My Bloody Valentine
Bryan Mack, February 26, 2013
Listen: “She Found Now”
ere at Tactile Tracks, us reviewers select albums we’re interested in reviewing before they’re released. We just ask our faithful editor, Jeff, if we can have an album, and then it’s ours to review when it’s released. When I asked to review the new My Bloody Valentine album, I did so with more than a little trepidation. It hadn’t been titled, we hadn’t heard any songs from it, seen a track list, album art, a new website or anything except a scant few tour dates to suggest that the twenty-one year wait for the follow-up to the behemoth that is Loveless would ever actually arrive. I know that I shared my complete, child-at-Christmas-like glee when word leaked out that the website was live and we could, theoretically, buy the album right away. The last time a surprise album hit me with such force, Radiohead gave us In Rainbows and I stayed up until three in the morning to listen to it the first time. However, that album didn’t have two decades of anticipation piled on it. To say I was concerned as I watched the megabytes tick off on the download is an understatement: I frankly doubted Kevin Shields could do anything but fail with such a long gestation period.
He proved me wrong. I knew it the second my headphones let loose the warm, thickly distorted guitars of “She Found Now.” I’ve listened to Loveless hundreds of times since I first picked it up back in 1997 as a nerdy Sixth grader who read too much Spin. I’ve listened to tons of bands who are described as My Bloody Valentine-ish. Groups like Autolux even made me think that I had found a decent surrogate, but as soon as “She Found Now” started I knew I was wrong. Kevin Shields so fully understands and embodies his sound that just a rolling tone and a softly sung vocal both rocked me back to those younger days and grounded the band in the present. That the first track would have fit in the middle of Loveless, seamlessly, is reassuring. “That Only Tomorrow,” while sonically similar to their past work, would not fit on their previous releases, is exciting. The drums sound more live, there is more separation between the instruments, the song almost bounces with joyous peppiness, and at the end the guitar soars out to meet those at the back of the crowd, hiding from the sonic onslaught. It’s gorgeous. “Who Sees You” finishes off the introductory third of the album with a track that likewise blends this new clarity with Loveless’ thick and heady guitar tones and cooed vocals.

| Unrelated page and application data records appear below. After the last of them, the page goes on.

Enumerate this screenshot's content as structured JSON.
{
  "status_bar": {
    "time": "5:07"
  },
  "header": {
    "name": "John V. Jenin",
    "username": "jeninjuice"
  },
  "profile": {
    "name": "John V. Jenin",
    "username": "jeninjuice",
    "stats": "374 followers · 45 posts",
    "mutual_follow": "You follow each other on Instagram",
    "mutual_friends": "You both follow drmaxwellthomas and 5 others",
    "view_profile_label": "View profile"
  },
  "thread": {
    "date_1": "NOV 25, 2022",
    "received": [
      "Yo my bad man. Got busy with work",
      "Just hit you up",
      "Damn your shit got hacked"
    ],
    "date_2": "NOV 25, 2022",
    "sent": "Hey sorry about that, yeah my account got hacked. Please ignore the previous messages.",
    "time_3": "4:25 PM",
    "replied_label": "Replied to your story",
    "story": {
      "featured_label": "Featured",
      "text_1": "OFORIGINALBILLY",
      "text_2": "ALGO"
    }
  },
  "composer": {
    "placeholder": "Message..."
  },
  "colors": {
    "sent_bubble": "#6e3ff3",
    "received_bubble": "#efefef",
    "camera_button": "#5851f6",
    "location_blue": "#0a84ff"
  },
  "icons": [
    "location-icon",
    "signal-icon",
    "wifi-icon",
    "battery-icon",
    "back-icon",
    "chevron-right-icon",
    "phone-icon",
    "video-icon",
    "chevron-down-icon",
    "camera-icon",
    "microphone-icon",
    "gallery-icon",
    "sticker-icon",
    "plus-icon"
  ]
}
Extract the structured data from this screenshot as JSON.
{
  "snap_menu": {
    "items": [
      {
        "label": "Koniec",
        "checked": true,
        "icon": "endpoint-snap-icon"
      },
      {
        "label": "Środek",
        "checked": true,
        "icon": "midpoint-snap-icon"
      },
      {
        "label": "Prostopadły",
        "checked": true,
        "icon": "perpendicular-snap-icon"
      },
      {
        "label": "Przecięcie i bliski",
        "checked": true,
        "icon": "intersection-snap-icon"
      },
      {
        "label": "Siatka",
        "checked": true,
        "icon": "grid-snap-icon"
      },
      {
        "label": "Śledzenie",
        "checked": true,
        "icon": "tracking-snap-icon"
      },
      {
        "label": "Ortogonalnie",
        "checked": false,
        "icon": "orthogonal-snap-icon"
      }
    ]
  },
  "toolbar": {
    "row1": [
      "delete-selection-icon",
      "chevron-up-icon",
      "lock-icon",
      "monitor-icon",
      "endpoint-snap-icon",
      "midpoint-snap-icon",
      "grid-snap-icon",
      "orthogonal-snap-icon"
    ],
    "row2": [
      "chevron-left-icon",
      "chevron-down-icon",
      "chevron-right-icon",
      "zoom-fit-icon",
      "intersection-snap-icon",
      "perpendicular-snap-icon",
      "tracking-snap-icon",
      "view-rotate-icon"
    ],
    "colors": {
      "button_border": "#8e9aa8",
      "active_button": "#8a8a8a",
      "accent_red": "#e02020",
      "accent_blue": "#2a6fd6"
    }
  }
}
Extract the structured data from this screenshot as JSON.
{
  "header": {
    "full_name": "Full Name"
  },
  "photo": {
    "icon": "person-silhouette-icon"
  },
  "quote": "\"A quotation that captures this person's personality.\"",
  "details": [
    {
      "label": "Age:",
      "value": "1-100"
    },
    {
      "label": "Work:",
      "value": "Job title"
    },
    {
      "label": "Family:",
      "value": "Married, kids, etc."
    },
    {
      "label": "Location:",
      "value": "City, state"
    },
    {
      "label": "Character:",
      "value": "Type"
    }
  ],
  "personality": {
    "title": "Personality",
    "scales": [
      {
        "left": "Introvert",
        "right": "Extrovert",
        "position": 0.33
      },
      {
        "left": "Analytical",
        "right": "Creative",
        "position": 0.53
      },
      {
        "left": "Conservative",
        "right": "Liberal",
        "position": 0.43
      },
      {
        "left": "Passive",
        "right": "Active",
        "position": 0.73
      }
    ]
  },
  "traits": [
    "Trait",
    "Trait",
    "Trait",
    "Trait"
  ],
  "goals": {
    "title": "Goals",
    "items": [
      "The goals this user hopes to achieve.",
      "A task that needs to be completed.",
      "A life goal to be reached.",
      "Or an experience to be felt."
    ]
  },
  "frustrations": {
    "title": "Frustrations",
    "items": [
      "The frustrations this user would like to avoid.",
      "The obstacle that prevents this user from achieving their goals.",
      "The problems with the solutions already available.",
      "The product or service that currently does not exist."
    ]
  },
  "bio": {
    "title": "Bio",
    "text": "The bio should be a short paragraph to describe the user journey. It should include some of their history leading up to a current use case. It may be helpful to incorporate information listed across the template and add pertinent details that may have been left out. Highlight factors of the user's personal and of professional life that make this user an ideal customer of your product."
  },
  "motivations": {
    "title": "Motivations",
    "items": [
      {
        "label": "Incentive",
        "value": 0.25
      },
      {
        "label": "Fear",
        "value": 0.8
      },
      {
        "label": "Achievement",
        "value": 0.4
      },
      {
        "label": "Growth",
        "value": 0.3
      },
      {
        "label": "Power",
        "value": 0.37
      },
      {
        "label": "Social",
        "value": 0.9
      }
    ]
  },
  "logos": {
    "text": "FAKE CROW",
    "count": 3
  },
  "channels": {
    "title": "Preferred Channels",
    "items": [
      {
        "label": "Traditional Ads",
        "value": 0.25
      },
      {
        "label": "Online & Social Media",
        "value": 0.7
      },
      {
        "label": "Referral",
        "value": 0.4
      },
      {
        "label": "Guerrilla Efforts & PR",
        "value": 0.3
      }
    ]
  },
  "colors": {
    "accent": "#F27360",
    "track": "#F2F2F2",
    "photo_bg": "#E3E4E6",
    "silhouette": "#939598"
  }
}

The second third of the album dips into more placid, almost ambient-pop territory. “Is This and Yes” may be the only My Bloody Valentine song to date with no discernible guitar sounds. Over a sparkling synth wash and a deeply buried bass drum thump Bilinda Butcher releases slow, crawling syllables as if they’re melting from within her. The whole track sounds like ice melt in the springtime sun. If I Am has funky drums and more of those warmed ice synths, here joined by a panned guitar and more clean tones than you’d ever expect out of Shields. New You suggests electronic music (circa mid-’90s raves) in the throbbing bass-line and phased guitar parts. It feels like it should be a rager, but instead it bounces and coos to sweet effect.
And then the final third of the record roars the way the band has only fully captured, previously, in their live shows. “You Made Me Realize” is clangorous, but the stretch from “In Another Way” to “Wonder 2” encapsulates the joyously crushing extremism of the band’s live sets. “In Another Way’s” drums pound and shift like a bastard Aphex Twin track and the guitars start like a jet taking off. The only fair comparisons for this track in their catalog would be “You Made Me Realize” or “Only Shallow”-catchy, but with an air of violence and danger. They follow it with “Nothing Is,” the most bizarre and atypical piece on the album, and possibly my favorite. Essentially, it is three minutes of a single charging, fuzzed-to-hell guitar riff and pounding drums getting more and more intense before they suddenly switch off. It’s a trick that few bands outside of Boredoms could successfully accomplish, and My Bloody Valentine does it with glee. That they can top that sonic assault with the closing track, “Wonder 2,” is astounding. A heavily flanged something or other fills every possible space (seriously, play it in your car loud and you’ll see what I mean) and wooshes through your head as jangling, metallic guitars and synths back Shields’ vocals. The drums are buried yet frantic, the keys fight for space, and everything is claustrophobic and loud. It’s a spectacular ending.
So they did it. It’s not the massive step forward that Loveless was, but expecting that would only lead to disappointment. Instead, they made an album that could only be labeled My Bloody Valentine. And, by the end of it, they point to the possibility of expanding the sound and reaching for new venues of exploration. Here’s hoping we hear these next steps sometime in the next generation.